Gabrielle is completing her master’s research at the University of Waikato for the School of Psychology and is looking to delve deeper into the views of people who have struggled with anorexia and what they think may have contributed to it.
“Anorexia is one of those issues that is often not seen and stays hidden for a long time before it starts to become obvious and impact someone’s mood or functioning,” says Gabrielle.
“There have been some people in my family with significant eating difficulties, one with recurring anorexia and associated suicide attempts. Seeing someone suffer and trying to help them but not knowing how can be extremely frustrating and sad.”
“Treatment and accessing help can be a difficult experience. Similarly, so can coming to terms with something that you are struggling with and going through.”

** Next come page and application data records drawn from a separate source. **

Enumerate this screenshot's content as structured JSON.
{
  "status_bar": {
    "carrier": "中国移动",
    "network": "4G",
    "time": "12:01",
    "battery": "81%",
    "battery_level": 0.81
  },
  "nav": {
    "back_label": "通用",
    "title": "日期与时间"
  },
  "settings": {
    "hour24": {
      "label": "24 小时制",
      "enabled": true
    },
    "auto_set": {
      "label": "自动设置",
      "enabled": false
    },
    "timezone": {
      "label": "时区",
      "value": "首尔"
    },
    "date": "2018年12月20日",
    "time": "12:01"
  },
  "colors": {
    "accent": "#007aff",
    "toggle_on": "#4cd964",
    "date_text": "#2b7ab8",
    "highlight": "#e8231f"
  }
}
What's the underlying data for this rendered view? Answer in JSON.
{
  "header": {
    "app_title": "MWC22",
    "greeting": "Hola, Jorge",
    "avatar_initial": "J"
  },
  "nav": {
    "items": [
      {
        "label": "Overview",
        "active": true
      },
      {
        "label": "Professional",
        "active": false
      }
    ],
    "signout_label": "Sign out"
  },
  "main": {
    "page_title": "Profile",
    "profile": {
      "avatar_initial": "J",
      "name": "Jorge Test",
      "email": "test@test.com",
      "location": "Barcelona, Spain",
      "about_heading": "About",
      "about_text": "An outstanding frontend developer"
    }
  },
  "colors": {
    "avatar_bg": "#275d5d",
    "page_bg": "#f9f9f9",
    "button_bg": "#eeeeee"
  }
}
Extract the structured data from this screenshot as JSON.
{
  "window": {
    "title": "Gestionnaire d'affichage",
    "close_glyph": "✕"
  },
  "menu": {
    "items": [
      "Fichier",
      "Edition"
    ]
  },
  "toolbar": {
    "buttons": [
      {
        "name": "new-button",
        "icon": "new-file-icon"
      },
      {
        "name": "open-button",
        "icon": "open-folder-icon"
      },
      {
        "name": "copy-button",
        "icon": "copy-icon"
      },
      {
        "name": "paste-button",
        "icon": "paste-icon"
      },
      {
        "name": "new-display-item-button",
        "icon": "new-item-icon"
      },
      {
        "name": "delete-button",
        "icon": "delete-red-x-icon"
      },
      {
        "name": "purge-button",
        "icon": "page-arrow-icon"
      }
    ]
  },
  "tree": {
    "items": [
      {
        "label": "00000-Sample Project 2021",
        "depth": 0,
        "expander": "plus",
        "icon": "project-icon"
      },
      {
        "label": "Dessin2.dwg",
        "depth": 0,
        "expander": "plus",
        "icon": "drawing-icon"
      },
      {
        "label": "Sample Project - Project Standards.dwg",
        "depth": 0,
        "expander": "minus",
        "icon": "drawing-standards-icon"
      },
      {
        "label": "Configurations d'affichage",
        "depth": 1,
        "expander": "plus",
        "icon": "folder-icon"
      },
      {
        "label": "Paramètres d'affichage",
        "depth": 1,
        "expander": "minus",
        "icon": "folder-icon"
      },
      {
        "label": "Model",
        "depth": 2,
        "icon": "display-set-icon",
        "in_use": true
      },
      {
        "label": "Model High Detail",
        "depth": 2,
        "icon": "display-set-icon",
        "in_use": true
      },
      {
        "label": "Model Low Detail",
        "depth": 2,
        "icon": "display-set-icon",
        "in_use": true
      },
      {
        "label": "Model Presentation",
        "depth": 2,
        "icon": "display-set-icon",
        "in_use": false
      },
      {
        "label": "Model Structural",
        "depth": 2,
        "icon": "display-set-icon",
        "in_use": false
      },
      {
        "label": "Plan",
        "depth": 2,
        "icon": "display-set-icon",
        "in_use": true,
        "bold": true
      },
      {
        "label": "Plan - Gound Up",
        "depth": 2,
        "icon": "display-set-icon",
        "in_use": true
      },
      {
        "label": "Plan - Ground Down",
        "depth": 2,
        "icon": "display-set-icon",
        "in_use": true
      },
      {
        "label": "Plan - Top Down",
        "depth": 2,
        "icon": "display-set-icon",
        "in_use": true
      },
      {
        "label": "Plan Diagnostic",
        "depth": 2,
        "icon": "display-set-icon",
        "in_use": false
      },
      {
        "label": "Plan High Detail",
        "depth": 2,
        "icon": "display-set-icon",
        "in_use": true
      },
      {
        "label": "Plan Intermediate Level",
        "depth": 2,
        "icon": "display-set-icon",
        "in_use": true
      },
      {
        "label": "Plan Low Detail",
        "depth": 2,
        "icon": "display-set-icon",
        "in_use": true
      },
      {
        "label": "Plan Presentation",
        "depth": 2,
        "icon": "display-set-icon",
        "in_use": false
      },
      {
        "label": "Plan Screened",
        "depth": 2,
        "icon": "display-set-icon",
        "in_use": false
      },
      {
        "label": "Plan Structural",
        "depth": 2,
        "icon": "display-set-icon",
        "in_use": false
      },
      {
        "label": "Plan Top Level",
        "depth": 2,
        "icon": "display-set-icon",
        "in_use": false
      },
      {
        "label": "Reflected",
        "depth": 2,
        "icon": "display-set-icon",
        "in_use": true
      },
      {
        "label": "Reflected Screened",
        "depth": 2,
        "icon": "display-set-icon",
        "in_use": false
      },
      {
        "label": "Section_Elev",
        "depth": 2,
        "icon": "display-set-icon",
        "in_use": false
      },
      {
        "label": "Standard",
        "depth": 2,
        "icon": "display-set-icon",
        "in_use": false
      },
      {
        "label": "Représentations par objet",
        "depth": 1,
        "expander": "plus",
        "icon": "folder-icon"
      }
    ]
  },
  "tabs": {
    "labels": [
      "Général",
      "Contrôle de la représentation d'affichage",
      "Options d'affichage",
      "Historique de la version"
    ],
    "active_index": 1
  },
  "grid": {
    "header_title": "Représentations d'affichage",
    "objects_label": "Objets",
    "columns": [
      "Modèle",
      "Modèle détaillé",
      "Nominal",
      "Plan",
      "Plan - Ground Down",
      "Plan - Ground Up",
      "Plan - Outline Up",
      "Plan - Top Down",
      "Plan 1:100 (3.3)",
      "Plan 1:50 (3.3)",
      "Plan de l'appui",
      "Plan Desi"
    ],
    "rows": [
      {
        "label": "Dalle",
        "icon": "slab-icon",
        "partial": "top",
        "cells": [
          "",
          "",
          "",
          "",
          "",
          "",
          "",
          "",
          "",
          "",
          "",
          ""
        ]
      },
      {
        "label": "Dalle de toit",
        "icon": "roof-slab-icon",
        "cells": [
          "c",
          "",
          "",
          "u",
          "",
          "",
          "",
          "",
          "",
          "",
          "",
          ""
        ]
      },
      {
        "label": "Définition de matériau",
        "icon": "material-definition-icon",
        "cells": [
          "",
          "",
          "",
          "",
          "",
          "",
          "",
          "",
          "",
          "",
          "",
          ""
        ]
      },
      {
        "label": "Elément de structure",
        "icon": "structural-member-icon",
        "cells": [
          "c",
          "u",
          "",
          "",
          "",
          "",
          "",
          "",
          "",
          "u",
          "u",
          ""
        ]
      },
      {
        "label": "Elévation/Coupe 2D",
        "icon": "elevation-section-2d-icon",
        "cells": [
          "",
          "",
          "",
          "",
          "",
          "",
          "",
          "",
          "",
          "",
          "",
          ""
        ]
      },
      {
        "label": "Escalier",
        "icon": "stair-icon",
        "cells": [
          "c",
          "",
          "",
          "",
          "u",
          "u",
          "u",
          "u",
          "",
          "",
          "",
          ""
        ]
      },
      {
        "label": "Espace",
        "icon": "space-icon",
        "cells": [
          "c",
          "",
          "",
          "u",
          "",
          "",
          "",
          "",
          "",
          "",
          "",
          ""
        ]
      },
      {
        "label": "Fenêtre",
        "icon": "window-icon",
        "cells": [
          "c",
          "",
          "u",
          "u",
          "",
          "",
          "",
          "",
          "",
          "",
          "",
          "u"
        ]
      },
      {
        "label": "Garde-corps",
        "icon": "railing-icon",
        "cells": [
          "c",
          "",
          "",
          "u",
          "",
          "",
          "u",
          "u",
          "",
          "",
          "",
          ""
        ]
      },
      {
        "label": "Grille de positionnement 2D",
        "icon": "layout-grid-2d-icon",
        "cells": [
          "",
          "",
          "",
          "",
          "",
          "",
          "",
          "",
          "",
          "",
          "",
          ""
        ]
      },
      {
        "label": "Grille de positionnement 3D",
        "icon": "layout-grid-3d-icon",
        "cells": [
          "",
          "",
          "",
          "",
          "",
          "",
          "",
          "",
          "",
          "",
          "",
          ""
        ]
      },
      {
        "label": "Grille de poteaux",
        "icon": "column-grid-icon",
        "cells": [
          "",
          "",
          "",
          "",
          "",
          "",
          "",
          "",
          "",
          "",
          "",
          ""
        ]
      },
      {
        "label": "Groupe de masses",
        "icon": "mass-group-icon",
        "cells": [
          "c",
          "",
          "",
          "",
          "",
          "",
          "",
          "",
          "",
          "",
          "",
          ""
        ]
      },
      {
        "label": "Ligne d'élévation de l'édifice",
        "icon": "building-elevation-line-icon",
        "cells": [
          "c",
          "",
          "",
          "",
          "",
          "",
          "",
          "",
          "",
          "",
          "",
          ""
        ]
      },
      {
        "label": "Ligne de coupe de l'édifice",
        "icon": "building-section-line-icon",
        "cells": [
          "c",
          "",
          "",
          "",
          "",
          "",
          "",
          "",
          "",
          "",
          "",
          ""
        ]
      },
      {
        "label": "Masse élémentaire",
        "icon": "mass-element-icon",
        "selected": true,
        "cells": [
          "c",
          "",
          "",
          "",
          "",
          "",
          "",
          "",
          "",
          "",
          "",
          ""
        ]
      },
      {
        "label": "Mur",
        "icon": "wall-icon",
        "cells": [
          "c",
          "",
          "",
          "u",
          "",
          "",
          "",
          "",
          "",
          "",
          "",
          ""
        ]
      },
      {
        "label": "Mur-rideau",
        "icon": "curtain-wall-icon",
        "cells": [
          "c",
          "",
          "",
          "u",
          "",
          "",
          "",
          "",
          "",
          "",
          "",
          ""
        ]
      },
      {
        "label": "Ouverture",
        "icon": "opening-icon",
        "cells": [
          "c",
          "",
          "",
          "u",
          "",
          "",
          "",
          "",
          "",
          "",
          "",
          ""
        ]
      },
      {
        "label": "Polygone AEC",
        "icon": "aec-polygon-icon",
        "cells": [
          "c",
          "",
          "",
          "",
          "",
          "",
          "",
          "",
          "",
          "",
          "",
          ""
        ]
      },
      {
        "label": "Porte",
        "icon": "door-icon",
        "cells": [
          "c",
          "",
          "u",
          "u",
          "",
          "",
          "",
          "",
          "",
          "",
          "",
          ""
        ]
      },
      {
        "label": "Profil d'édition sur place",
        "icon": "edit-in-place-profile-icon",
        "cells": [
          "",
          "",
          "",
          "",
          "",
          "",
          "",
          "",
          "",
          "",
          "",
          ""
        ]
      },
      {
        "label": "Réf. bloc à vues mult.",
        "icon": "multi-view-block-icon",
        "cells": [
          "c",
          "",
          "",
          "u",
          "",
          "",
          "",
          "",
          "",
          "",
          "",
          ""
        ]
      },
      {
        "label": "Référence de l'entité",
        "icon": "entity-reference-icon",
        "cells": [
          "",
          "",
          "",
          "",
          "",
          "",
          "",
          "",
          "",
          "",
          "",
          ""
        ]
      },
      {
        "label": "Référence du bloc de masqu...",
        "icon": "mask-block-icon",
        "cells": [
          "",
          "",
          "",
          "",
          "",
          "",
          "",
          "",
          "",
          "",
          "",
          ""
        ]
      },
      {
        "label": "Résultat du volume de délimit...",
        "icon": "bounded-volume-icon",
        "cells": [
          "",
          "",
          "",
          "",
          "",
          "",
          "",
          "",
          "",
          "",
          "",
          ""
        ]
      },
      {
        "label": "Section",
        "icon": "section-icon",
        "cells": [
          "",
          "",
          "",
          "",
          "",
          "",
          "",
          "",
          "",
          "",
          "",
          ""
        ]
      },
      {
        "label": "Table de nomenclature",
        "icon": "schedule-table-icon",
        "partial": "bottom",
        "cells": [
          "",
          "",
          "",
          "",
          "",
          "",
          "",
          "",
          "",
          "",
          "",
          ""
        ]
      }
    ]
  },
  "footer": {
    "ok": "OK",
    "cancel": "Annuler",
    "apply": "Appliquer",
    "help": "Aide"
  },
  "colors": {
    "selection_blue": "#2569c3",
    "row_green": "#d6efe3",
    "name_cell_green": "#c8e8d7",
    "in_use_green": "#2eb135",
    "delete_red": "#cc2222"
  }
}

Through this study, Gabrielle hopes to hear of the experiences of people who have developed anorexia nervosa to get a better understanding of how they think about their illness and why it started. Ultimately, she aims to increase the awareness and understanding of anorexia.
“This study is important as the perspective of the sufferer is often absent from research. Models of anorexia have often been developed from a particular perspective, such as a biological view, linking it to genetic and chemical changes in the body.”
“Concepts about the causes of an issue can also have a strong influence in the approach and direction of treatment.”
Understanding Treatment Approaches
It is possible that this study can illuminate major differences between the approach to treatment that providers use and treatment that would be expected from the person’s perspective, she says.
“It seems reasonable that the more the treatment ‘makes sense’ to the person receiving treatment, the greater the motivation might be.”
If you are interested in taking part in Gabrielle’s research, she can be contacted at [email protected] for more information.